Continuing with our look at the Pope’s interview with El Pais, the largest leftist newspaper in Spain, the question of populism came up:
Q. Both in Europe and in America, the repercussions of the crisis that never ends, the growing inequalities, the absence of a strong leadership are giving way to political groups that reflect on the citizens’ malaise. Some of them —the so-called anti-system or populists— capitalize on the fears of an uncertain future in order to form a message full of xenophobia and hatred towards foreigners. Trump’s case is the most noteworthy, but there are others such as Austria or Switzerland. Are you worried about this trend?
A. That is what they call populism here. It is an equivocal term, because in Latin America populism has another meaning. In Latin America, it means that the people —for instance, people’s movements— are the protagonists. They are self-organized. When I started to hear about populism in Europe I didn’t know what to make of it, until I realized that it had different meanings. Crises provoke fear, alarm. In my opinion, the most obvious example of populism in the European sense of the word is Germany in 1933. After [Paul von] Hindenburg, after the crisis of 1930, Germany is broken, it needs to get up, to find its identity, it needs a leader, someone capable of restoring its character, and there is a young man named Adolf Hitler who says: “I can, I can”. And Germans vote for Hitler. Hitler didn’t steal power, his people voted for him, and then he destroyed his people. That is the risk. In times of crisis we lack judgment, and that is a constant reference for me. Let’s look for a savior who gives us back our identity and let us defend ourselves with walls, barbed-wire, whatever, from other people who may rob us of our identity. And that is a very serious thing. That is why I always try to say: talk among yourselves, talk to one another. But the case of Germany in 1933 is typical, a people who were immersed in a crisis, who were searching for their identity until this charismatic leader came and promised to give their identity back, and he gave them a distorted identity, and we all know what happened.

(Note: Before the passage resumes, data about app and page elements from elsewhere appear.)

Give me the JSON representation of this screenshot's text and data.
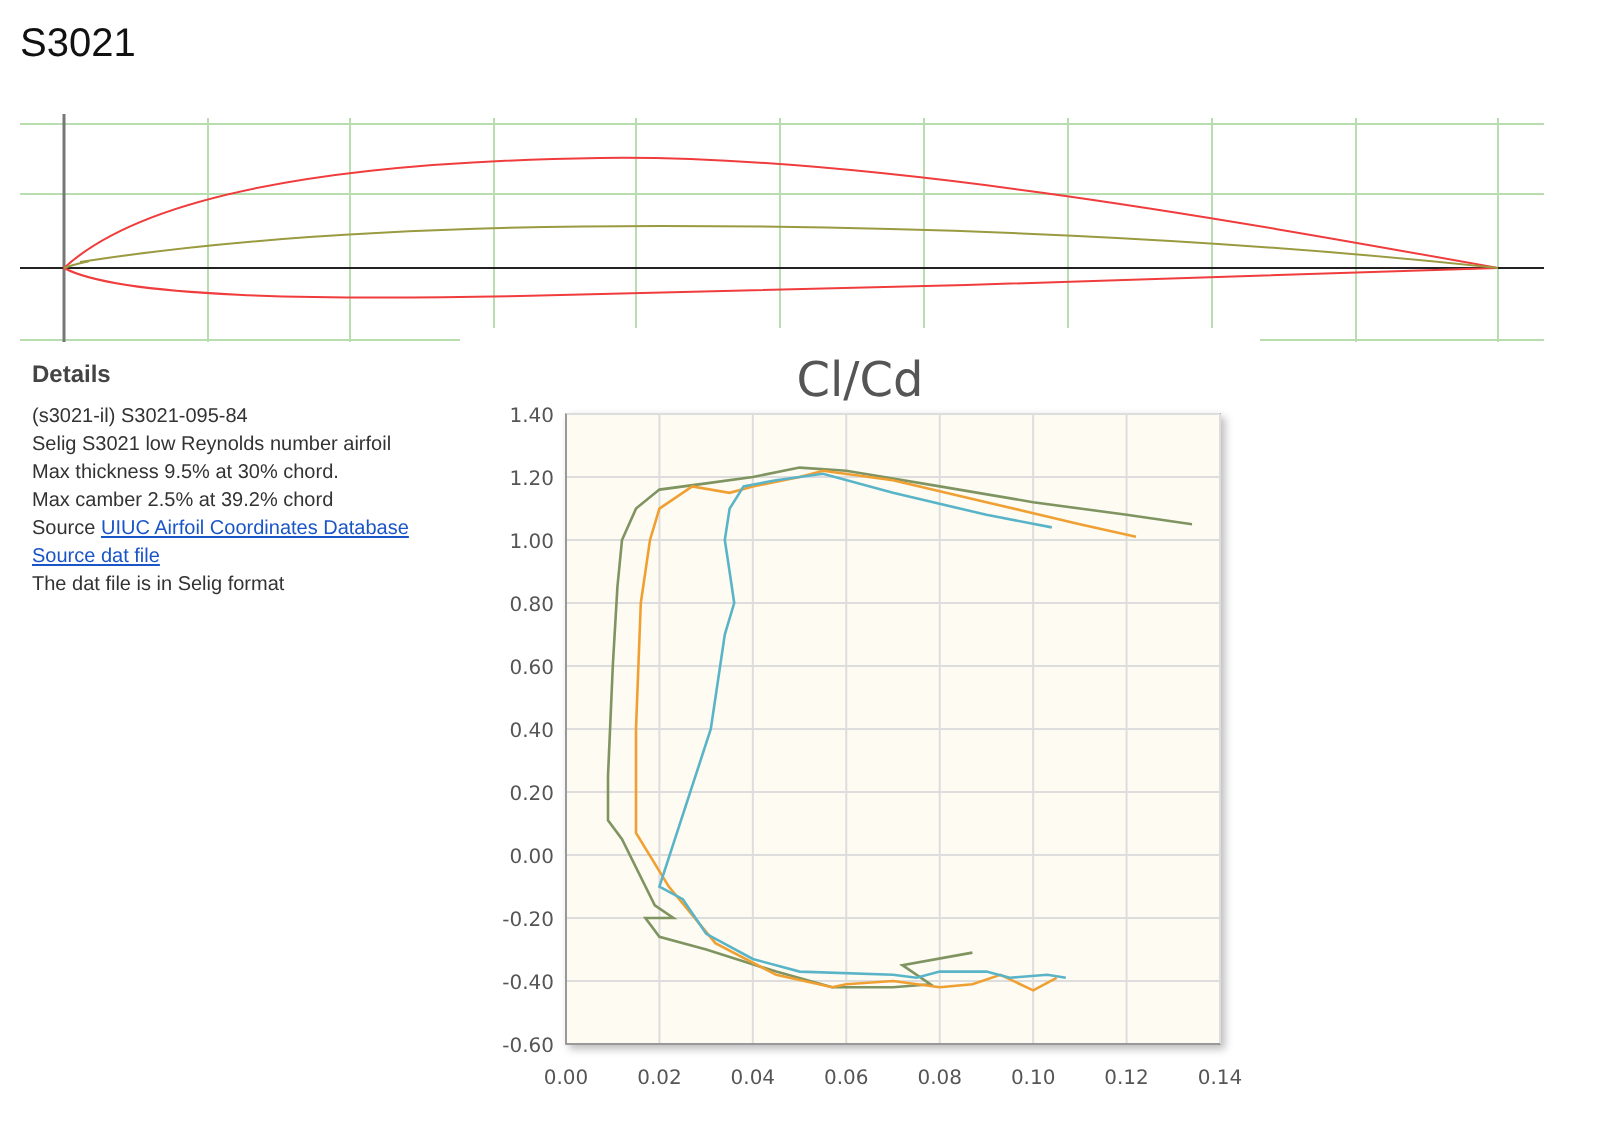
{
  "title": "S3021",
  "details": {
    "heading": "Details",
    "items": [
      {
        "kind": "text",
        "text": "(s3021-il) S3021-095-84"
      },
      {
        "kind": "text",
        "text": "Selig S3021 low Reynolds number airfoil"
      },
      {
        "kind": "text",
        "text": "Max thickness 9.5% at 30% chord."
      },
      {
        "kind": "text",
        "text": "Max camber 2.5% at 39.2% chord"
      },
      {
        "kind": "source",
        "text": "Source",
        "link": "UIUC Airfoil Coordinates Database"
      },
      {
        "kind": "link",
        "text": "Source dat file"
      },
      {
        "kind": "text",
        "text": "The dat file is in Selig format"
      }
    ]
  },
  "chart": {
    "chart_data": {
      "type": "line",
      "title": "Cl/Cd",
      "grid": true,
      "xlim": [
        0,
        0.14
      ],
      "ylim": [
        -0.6,
        1.4
      ],
      "xticks": [
        {
          "value": 0,
          "label": "0.00"
        },
        {
          "value": 0.02,
          "label": "0.02"
        },
        {
          "value": 0.04,
          "label": "0.04"
        },
        {
          "value": 0.06,
          "label": "0.06"
        },
        {
          "value": 0.08,
          "label": "0.08"
        },
        {
          "value": 0.1,
          "label": "0.10"
        },
        {
          "value": 0.12,
          "label": "0.12"
        },
        {
          "value": 0.14,
          "label": "0.14"
        }
      ],
      "yticks": [
        {
          "value": -0.6,
          "label": "-0.60"
        },
        {
          "value": -0.4,
          "label": "-0.40"
        },
        {
          "value": -0.2,
          "label": "-0.20"
        },
        {
          "value": 0,
          "label": "0.00"
        },
        {
          "value": 0.2,
          "label": "0.20"
        },
        {
          "value": 0.4,
          "label": "0.40"
        },
        {
          "value": 0.6,
          "label": "0.60"
        },
        {
          "value": 0.8,
          "label": "0.80"
        },
        {
          "value": 1,
          "label": "1.00"
        },
        {
          "value": 1.2,
          "label": "1.20"
        },
        {
          "value": 1.4,
          "label": "1.40"
        }
      ],
      "series": [
        {
          "color": "#7f9460",
          "x": [
            0.087,
            0.072,
            0.078,
            0.07,
            0.057,
            0.045,
            0.03,
            0.02,
            0.017,
            0.023,
            0.019,
            0.012,
            0.009,
            0.009,
            0.01,
            0.011,
            0.012,
            0.015,
            0.02,
            0.03,
            0.04,
            0.05,
            0.06,
            0.08,
            0.1,
            0.12,
            0.134
          ],
          "values": [
            -0.31,
            -0.35,
            -0.41,
            -0.42,
            -0.42,
            -0.37,
            -0.3,
            -0.26,
            -0.2,
            -0.2,
            -0.16,
            0.05,
            0.11,
            0.25,
            0.6,
            0.85,
            1.0,
            1.1,
            1.16,
            1.18,
            1.2,
            1.23,
            1.22,
            1.17,
            1.12,
            1.08,
            1.05
          ]
        },
        {
          "color": "#f0a032",
          "x": [
            0.105,
            0.1,
            0.093,
            0.087,
            0.08,
            0.07,
            0.06,
            0.057,
            0.045,
            0.032,
            0.022,
            0.015,
            0.015,
            0.016,
            0.018,
            0.02,
            0.027,
            0.035,
            0.04,
            0.05,
            0.055,
            0.07,
            0.09,
            0.11,
            0.122
          ],
          "values": [
            -0.39,
            -0.43,
            -0.38,
            -0.41,
            -0.42,
            -0.4,
            -0.41,
            -0.42,
            -0.38,
            -0.28,
            -0.1,
            0.07,
            0.4,
            0.8,
            1.0,
            1.1,
            1.17,
            1.15,
            1.17,
            1.2,
            1.22,
            1.19,
            1.12,
            1.05,
            1.01
          ]
        },
        {
          "color": "#5ab4c8",
          "x": [
            0.107,
            0.103,
            0.095,
            0.09,
            0.08,
            0.075,
            0.07,
            0.05,
            0.04,
            0.03,
            0.025,
            0.02,
            0.031,
            0.034,
            0.036,
            0.035,
            0.034,
            0.035,
            0.038,
            0.045,
            0.055,
            0.07,
            0.09,
            0.104
          ],
          "values": [
            -0.39,
            -0.38,
            -0.39,
            -0.37,
            -0.37,
            -0.39,
            -0.38,
            -0.37,
            -0.33,
            -0.25,
            -0.14,
            -0.1,
            0.4,
            0.7,
            0.8,
            0.9,
            1.0,
            1.1,
            1.17,
            1.19,
            1.21,
            1.15,
            1.08,
            1.04
          ]
        }
      ]
    }
  }
}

Where there is no conversation… Can borders be controlled? Yes, each country has the right to control its borders, who comes in and who goes out, and those countries at risk —from terrorism or such things— have even more of a right to control them, but no country has the right to deprive its citizens of the possibility to talk with their neighbors.
Go here to read the rest. Note how the Pope at the outset separates Latin American populism from populism in general. His excuse that populist movements in Latin America are organized by the people themselves is risible. The most famous populist movement in Argentinian history, perhaps in all of Latin American history, is the Peronist movement to which the Pope, on occasion, has been thought to be an adherent. Condemn populism and he has to condemn Peronism, something the Pope clearly does not wish to do. Thus we have a papal fairy tale that distinguishes Latin American populism from populism elsewhere around the globe. That being done, the Pope turns to Europe and, ignoring hundreds of populist movements in Europe since World War II, he raises Nazism as the prime example of populism. Leaving aside whether fascism is populism, a proposition that is certainly debatable, we see the impulse of the Pope to slime those who disagree with him. The Pope tends to think in strawman terms when he considers those he is not in sympathy with. A tragedy for any priest, a disaster for a Pope.